"Main Street may be about to get its own gigantic bailout," says Reuters blogger James Pethokoukis, if Wall Street rumors of an Obama administration "August surprise" are true. The speculation is that Obama will order Fannie Mae and Freddie Mac to forgive a portion of millions of "underwater" home mortgages, costing the Treasury billions. (The Treasury says no such plan is in the works.) Will Obama really drop this "stunning political and economic bombshell" so close to November elections, and if he does, who will it help politically?

This bailout has been in the works for a long time: Obama's economic team has been planning such a "giveaway" for months, says Joe Weisenthal in Business Insider. Remember how Treasury gave Fannie and Freddie a "blank check" for Christmas? Clearly, the plan is to "turbocharge" the home mortgage market and "pump more money" into the flagging economy.
"This gigantic Fannie and Freddie giveaway has been In the works..."

These rumors are ridiculous: Pethokoukis' "political blog post" is just "part of the silly season," says Bill McBride at Calculated Risk.
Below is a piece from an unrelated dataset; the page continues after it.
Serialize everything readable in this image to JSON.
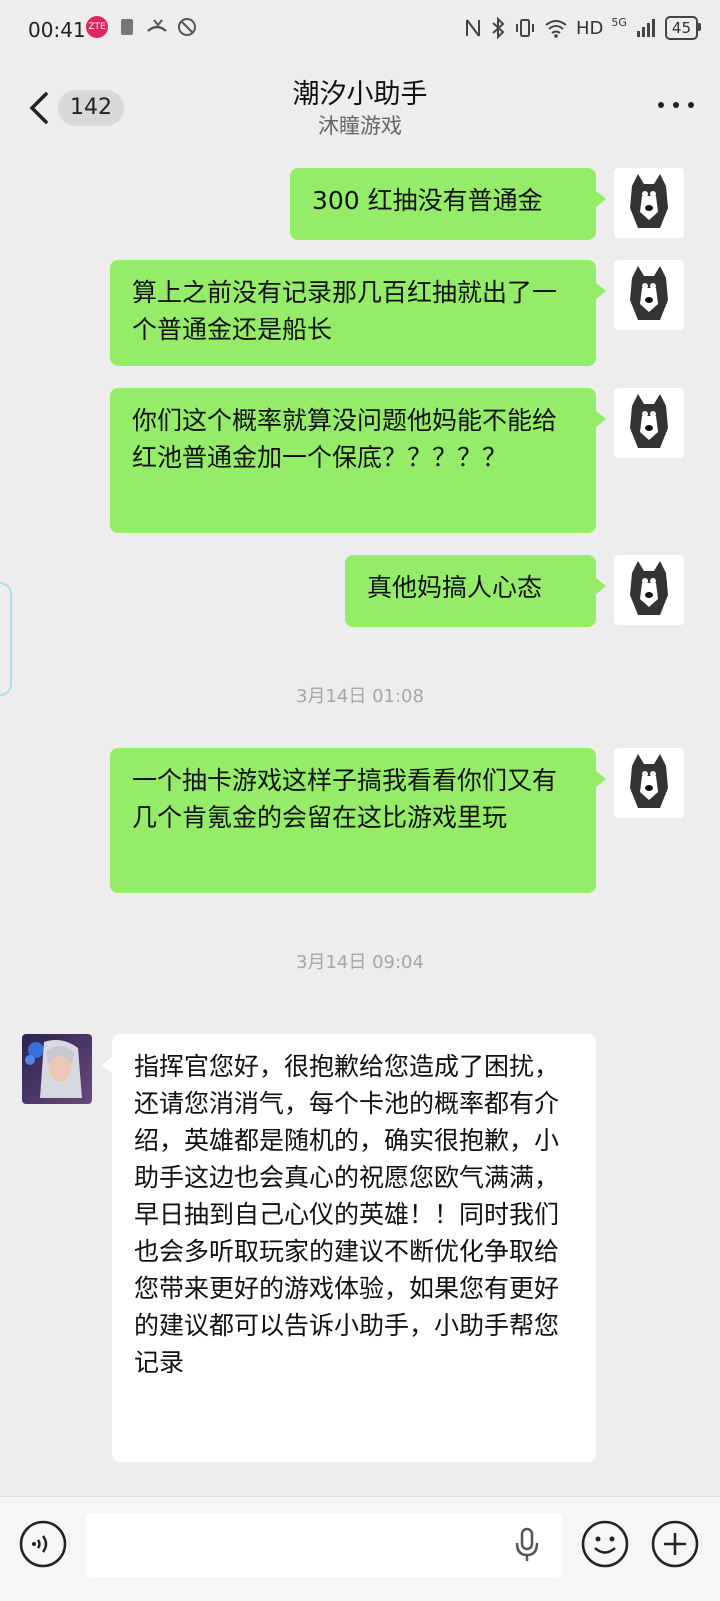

He doesn't even bother to back up his "nonsense" except with some generic Wall Street investor notes. "Sure, some small changes could be made to Fannie and Freddie" — but a gigantic mortgage bailout? "Not. Gonna. Happen."
"Nonsense rumor on Fannie and Freddie"

There's no political upside to the plan: Fine, but "given that we're in the territory of rumors," says Chris Good in The Atlantic. Let's have some "some rumor-based speculation" about how this would play politically. My guess: Not well. You might recall that the last time Obama "lent a hand to struggling homeowners," in February 2009, he sparked the Tea Party. He's not going to risk that kind of "enormous political backlash" before November.
"How would forgiving mortgage debt affect Obama?"